Disaster recovery and business continuity (DR/BC) planning is nothing new, but the mid-2010s and early 2020s are poised to show the explosive growth of a new player: cloud-based Disaster Recovery as a Service (DRaaS) applications. In reports from Transparency Market Research, the data suggest that the DRaaS market segment will grow to over $21 billion by 2024 – an exponential increase from a mere $1.29 billion in 2016.
In a way, it’s no surprise that cloud services are growing in the disaster recovery field: geographic diversity has always been a watchword of disaster recovery, and the cloud is geographic diversity in computing writ large.
IT Pros Have Confidence in DRaaS
Cloud computing itself is a mature enough technology that IT professionals are generally comfortable turning to it as a solution – for software, business infrastructure, data management, and analytics, as well as for disaster recovery. This familiarity breeds confidence with the growing DRaaS market; in fact, 90% of professionals who employ a cloud-supported DR/BC strategy report confidence in their forward planning, compared to just under 75% of those who don’t.
The umbrella term of DRaaS can disguise the fact that cloud-based disaster recovery isn’t a one-size-fits-all solution. There are a number of different ways in which disaster recovery can be moved (partially or totally) into the cloud, as well as a spectrum of implementation options. Some businesses may opt for a managed solution in which an external team of experts oversees monitoring, management, service updates, and other logistical issues.
Other businesses – either with more specific and exacting implementation requirements, or an internal team of disaster recovery professionals on staff – may opt to use a colocation centers or other solutions which allow management to be kept in-house.
A Global Phenomenon
And the DRaaS field is primed to offer more and more options as time goes by. Drawn by the explosive growth potential of the sector, many new startups are arriving on the scene, offering a variety of packages. Most of these startups are in North America, Europe, and Asia, though Latin America, the Middle East, and Africa are also experiencing growth. Cloud-based disaster recovery is, indeed, a global phenomenon.
The challenges to DRaaS continue to be ease of implementation, cost, and security concerns, resolution of which are the focus of a great deal of effort on the part of DRaaS providers.

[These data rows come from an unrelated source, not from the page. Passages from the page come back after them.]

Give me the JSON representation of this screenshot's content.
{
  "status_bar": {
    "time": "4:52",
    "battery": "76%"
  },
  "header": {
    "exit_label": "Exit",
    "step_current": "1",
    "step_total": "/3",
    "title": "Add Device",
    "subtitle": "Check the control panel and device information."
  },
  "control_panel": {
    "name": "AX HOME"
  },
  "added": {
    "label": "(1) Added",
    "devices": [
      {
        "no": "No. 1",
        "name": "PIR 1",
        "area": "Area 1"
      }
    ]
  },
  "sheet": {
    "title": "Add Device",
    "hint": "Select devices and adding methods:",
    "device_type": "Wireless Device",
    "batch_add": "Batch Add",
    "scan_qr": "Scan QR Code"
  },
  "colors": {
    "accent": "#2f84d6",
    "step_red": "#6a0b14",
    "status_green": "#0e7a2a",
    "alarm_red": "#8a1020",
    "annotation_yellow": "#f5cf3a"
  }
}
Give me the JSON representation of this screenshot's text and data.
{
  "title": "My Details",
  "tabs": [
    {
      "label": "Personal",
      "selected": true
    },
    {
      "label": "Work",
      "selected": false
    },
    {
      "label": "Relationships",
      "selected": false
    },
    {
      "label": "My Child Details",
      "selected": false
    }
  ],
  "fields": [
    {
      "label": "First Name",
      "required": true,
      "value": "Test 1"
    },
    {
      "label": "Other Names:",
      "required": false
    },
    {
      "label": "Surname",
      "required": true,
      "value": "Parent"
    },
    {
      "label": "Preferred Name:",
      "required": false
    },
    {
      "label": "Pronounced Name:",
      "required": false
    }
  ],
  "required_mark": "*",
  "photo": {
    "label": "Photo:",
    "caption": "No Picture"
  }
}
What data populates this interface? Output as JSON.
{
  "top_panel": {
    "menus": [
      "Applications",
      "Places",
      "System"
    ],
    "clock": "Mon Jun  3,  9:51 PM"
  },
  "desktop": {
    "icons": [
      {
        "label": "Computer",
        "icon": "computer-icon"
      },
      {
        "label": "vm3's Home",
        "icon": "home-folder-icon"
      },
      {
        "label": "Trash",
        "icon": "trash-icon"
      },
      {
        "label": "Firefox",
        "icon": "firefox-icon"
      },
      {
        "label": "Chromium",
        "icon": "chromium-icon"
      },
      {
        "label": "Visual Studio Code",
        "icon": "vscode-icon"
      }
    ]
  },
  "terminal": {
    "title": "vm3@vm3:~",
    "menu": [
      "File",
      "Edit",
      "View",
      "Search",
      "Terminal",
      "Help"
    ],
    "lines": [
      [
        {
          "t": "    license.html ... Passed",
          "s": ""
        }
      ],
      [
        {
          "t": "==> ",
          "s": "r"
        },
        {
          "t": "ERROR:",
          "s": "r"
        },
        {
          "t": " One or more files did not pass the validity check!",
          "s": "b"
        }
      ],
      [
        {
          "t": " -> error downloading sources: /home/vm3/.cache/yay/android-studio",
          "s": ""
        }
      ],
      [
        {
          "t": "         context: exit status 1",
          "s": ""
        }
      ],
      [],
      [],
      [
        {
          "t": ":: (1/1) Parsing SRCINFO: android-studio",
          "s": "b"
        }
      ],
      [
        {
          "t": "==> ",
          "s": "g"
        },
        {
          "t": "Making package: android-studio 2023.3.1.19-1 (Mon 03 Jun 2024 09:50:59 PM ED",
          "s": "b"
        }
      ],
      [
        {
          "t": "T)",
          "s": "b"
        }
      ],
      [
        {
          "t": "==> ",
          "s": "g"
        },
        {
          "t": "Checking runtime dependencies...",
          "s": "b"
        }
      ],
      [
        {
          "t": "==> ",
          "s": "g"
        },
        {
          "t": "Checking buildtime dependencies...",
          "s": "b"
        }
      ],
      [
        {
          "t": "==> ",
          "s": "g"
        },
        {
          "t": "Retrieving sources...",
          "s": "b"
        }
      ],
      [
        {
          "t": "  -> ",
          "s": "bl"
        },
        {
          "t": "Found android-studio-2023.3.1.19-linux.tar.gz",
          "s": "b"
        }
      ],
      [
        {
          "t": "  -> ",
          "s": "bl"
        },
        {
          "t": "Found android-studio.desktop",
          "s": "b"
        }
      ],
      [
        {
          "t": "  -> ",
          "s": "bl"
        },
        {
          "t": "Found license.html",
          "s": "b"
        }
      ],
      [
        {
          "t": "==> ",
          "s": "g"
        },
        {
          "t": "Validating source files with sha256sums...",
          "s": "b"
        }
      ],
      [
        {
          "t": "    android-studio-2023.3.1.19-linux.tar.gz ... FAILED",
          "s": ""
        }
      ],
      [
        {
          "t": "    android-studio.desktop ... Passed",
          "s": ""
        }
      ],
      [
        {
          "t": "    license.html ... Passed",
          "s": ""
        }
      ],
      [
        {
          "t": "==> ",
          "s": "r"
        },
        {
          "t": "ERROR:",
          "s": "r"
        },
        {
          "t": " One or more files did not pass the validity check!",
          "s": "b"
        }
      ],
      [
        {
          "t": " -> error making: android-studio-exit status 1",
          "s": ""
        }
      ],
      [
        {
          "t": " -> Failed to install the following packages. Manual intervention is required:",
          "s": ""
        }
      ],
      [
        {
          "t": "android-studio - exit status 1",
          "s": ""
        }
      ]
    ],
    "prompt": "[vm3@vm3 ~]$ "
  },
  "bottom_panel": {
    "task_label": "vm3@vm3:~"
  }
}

As the sector continues to grow, companies can expect to see continuing improvements in these aspects of DRaaS, and it’s likely that data recovery in the cloud will become the rule rather than the exception.
If you’re considering a move to DRaaS, contact the experts at eXemplify today.